If you’re a social media star, then you’re probably familiar with the practice of posting about yourself and then tagging friends and strangers to share their thoughts on your work.
Now, a new paper in Nature Communications has shown that this method of sharing is very effective, even at a time when many of us are struggling to maintain a sense of self-worth.
“Social media is a tool that can be used to help people feel important and feel proud about their work, and we can do this in a much more effective way,” says lead author of the study Shai Leibovitz, a professor at the University of Pennsylvania.
Leibowitz and his colleagues had participants watch a series of videos on the internet about their careers and what they were doing, including the first two of three videos.
Each of these three videos was about five seconds long, with the participants viewing the videos with a webcam and a microphone.
The participants then completed a questionnaire about their life, which asked them to rate their satisfaction with their life on a scale of 1 to 5.
The survey also asked participants to rank the amount of time they spent with their spouse and friends, as well as their feelings about their physical appearance.
Participants were also asked to rate how they felt about their body, and whether they felt a sense a sense that they were attractive or desirable.
After a few hours, the participants were shown a series the same three videos, but with the same five seconds of the video on the screen.

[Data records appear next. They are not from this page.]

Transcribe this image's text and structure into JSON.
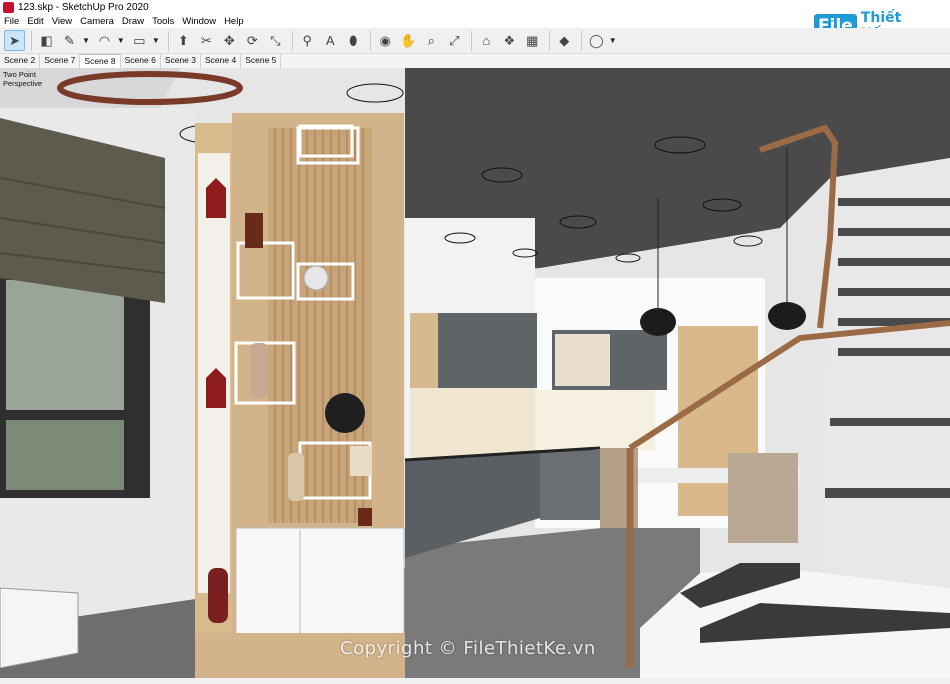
{
  "window": {
    "title": "123.skp - SketchUp Pro 2020"
  },
  "menu": [
    "File",
    "Edit",
    "View",
    "Camera",
    "Draw",
    "Tools",
    "Window",
    "Help"
  ],
  "toolbar": {
    "tools": [
      {
        "name": "select-tool-icon",
        "glyph": "➤"
      },
      {
        "name": "eraser-tool-icon",
        "glyph": "◧"
      },
      {
        "name": "pencil-tool-icon",
        "glyph": "✎"
      },
      {
        "name": "arc-tool-icon",
        "glyph": "◠"
      },
      {
        "name": "shape-tool-icon",
        "glyph": "▭"
      },
      {
        "name": "push-pull-tool-icon",
        "glyph": "⬆"
      },
      {
        "name": "offset-tool-icon",
        "glyph": "✂"
      },
      {
        "name": "move-tool-icon",
        "glyph": "✥"
      },
      {
        "name": "rotate-tool-icon",
        "glyph": "⟳"
      },
      {
        "name": "scale-tool-icon",
        "glyph": "⤡"
      },
      {
        "name": "tape-measure-icon",
        "glyph": "⚲"
      },
      {
        "name": "text-tool-icon",
        "glyph": "A"
      },
      {
        "name": "paint-bucket-icon",
        "glyph": "⬮"
      },
      {
        "name": "orbit-tool-icon",
        "glyph": "◉"
      },
      {
        "name": "pan-tool-icon",
        "glyph": "✋"
      },
      {
        "name": "zoom-tool-icon",
        "glyph": "⌕"
      },
      {
        "name": "zoom-extents-icon",
        "glyph": "⤢"
      },
      {
        "name": "warehouse-icon",
        "glyph": "⌂"
      },
      {
        "name": "extension-warehouse-icon",
        "glyph": "❖"
      },
      {
        "name": "layout-icon",
        "glyph": "▦"
      },
      {
        "name": "ruby-icon",
        "glyph": "◆"
      },
      {
        "name": "account-icon",
        "glyph": "◯"
      }
    ]
  },
  "scenes": [
    "Scene 2",
    "Scene 7",
    "Scene 8",
    "Scene 6",
    "Scene 3",
    "Scene 4",
    "Scene 5"
  ],
  "active_scene": "Scene 8",
  "viewport": {
    "camera_label_1": "Two Point",
    "camera_label_2": "Perspective"
  },
  "logo": {
    "badge": "File",
    "text": "Thiết Kế.vn"
  },
  "watermark": "Copyright © FileThietKe.vn"
}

They were asked to rank each video in a series that included a question about their own life and career.
The researchers found that, when the participants watched the first video, they rated it 5 out of 5 as good.
But when the videos were watched with the webcam and microphone on, the ratings were even better, with a score of 10 out of 10.
“If we were to have a person view these videos with their webcam and the microphone on and we wanted to see what they think, we would be much more likely to say, ‘Oh, this is the best,’ or ‘This is the worst,'” says Leibowitz.
This is because, he says, the videos make us feel more confident in ourselves, and thus feel like we can relate to others, and they also make us less anxious, which makes us more inclined to feel good about ourselves.
Leiberowitz says that this finding is very similar to what he’s seen with online dating, where the first date with a prospective partner can be a good indicator of whether a person’s in love.
“In the dating world, people can have their first date and then the relationship goes downhill,” he says.
Leberowitz and colleagues believe that people are motivated to keep themselves in good shape, and are particularly drawn to images of attractive, well-dressed, healthy individuals, such as a fitness model or a professional athlete.
So why do we need to tag others on social media, even if we’re trying to keep ourselves healthy?
“It’s because we’re looking for the perfect match,” Leibott says.
“We’re looking at a photo of an attractive person who is fit and healthy.
We’re looking through a mirror and seeing ourselves in that person.”
But this doesn’t mean that we should tag people who don’t meet our criteria for beauty and fitness.
“The beauty and the fitness aren’t necessarily the same thing,” says Leiberitz.
“A fitness model who looks healthy isn’t necessarily a good match for someone who’s just looking to look healthy.”
To test this idea, the researchers used a different approach to the same video, this time, they were told to see a different video, one that had been edited to have people posing for a group photo.
Participants rated the quality of the photo, and the quality was also rated.
Then, they watched a different version of the same set of videos, this one without the group photo, that included an identical group photo and one that included one with the group image.
Participants who had rated the photo as being better rated the video as being worse, and those who had said it was better rated it as being equally good.
Leibeitz and his team also showed that people rated the photos on average as being 10 percent better than the photos without the image, even after controlling for attractiveness.
“I think people are really looking for that perfect match, and this suggests that the quality is the important variable, rather than the attractiveness,” Leiberott says, adding that the photos of healthy people can be viewed as more attractive than those of unattractive people, because the quality can tell us a lot about a person.
“People want a good fit and good fit means healthy, and healthy means attractive,” he adds.
“And if you have a fit and attractive person, they will want to get fit, because they feel good.
The quality is what is important, not the attractiveness.”
Leibotti says that his study also found that the more people liked